It is difficult to see how it could be otherwise. It would be a cruel hoax on the plaintiff to oust it from a court where its allegations, if proved, would entitle it to recovery, and to relegate it instead, in the name of "convenience," to a tribunal which, on the facts alleged, would not be justified under its own laws in entering judgment in plaintiff's favor. Moreover, what is involved here is not an obscure, technical law in the enforcement of which the American courts could be said to have no significant interest. What is in jeopardy is the enforcement of the Sherman Act with respect to a market -- travel between the United States and Europe -- in which this nation has the highest interest.
The Sherman Act, as has often been observed, is our charter of economic liberty, comparable to the importance of the Bill of Rights with respect to personal freedom, and there is thus the highest kind of public interest in preventing the Act from being emasculated in this important area by use of an essentially logistical rule.
In short, the public interest factors noted by the Court of Appeals in Pain, supra, strongly favor plaintiff's choice of forum.
In view of these considerations, it is not surprising that it has flatly been held that the doctrine of forum non conveniens does not apply to antitrust actions. See Industrial Investment Development Corporation v. Mitsui Co., Ltd., 671 F.2d 876 (5th Cir. 1982), vacated on other grounds, 460 U.S. 1007, 103 S. Ct. 1244, 75 L. Ed. 2d 475 (1983), where the Court of Appeals for the Fifth Circuit, confronted with an appeal from a decision that Indonesia was a more convenient forum, held that in view of the venue provisions of the antitrust laws (15 U.S.C. § 22) and the fact that the Sherman Act is a quasi-penal statute, an antitrust action may never be dismissed on forum non conveniens grounds. See also El Cid, Ltd. v. New Jersey Zinc Co., 444 F. Supp. 845, 846 (S.D.N.Y. 1977) where a forum non conveniens motion was denied as "frivolous since the plaintiffs could not institute a Sherman Act or comparable suit in Bolivia." The Court fully agrees with Mitsui.
Antitrust cases are unlike litigation involving contracts, torts, or other matters recognized in some form in every nation. A plaintiff who seeks relief by means of one of these types of actions may appropriately be sent to the courts of another nation where presumably he will be granted, at least approximately, what he is due. But the antitrust laws of the United States embody a specific congressional purpose to encourage the bringing of private claims in the American courts in order that the national policy against monopoly may be vindicated. To relegate a plaintiff to the courts of a nation which does not recognize these antitrust principles would be to defeat this congressional direction by means of a wholly inappropriate procedural device.
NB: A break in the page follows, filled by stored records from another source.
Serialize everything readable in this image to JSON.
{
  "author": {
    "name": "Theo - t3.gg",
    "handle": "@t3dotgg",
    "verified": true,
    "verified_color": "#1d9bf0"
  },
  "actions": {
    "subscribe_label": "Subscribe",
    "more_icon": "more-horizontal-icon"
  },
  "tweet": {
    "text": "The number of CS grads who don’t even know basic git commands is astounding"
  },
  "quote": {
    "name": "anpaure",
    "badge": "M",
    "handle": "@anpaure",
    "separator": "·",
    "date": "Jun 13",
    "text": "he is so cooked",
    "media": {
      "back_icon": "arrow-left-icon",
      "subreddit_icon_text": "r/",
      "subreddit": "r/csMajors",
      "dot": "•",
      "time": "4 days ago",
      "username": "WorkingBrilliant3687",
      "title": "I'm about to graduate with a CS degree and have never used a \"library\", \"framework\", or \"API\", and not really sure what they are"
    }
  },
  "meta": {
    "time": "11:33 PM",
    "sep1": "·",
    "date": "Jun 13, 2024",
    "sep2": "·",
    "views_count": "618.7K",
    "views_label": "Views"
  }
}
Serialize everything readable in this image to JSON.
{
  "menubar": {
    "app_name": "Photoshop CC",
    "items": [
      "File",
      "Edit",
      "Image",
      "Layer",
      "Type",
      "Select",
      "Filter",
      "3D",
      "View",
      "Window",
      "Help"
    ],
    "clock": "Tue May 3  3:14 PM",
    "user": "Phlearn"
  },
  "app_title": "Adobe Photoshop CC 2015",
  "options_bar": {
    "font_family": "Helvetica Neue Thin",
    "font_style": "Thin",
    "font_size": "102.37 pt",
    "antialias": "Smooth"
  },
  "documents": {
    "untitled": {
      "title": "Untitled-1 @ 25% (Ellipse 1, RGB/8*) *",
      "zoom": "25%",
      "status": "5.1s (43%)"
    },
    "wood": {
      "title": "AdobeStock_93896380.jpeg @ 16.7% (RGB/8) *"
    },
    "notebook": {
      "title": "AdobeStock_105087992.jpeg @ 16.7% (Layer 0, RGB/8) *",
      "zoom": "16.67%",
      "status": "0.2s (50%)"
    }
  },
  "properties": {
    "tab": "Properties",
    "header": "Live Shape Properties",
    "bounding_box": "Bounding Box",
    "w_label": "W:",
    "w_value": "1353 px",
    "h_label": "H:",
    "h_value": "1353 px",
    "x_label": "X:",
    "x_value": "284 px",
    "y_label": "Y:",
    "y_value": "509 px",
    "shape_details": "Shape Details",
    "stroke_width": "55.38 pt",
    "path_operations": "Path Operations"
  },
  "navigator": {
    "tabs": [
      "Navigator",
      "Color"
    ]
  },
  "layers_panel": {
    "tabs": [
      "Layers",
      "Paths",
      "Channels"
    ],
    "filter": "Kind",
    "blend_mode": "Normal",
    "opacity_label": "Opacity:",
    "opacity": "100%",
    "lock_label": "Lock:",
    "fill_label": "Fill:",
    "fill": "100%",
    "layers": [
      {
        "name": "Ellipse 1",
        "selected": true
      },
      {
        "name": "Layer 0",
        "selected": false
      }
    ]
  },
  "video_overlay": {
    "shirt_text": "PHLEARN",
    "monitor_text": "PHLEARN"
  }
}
That is an action which the Court cannot and will not take.
For these reasons, plaintiff's motion for partial summary judgment is being granted by an order issued this date.
For the reasons stated in the Opinion filed this date in the above-captioned case, it is this 3rd day of May, 1983,
ORDERED That plaintiff's motion for partial summary judgment be and it hereby is granted.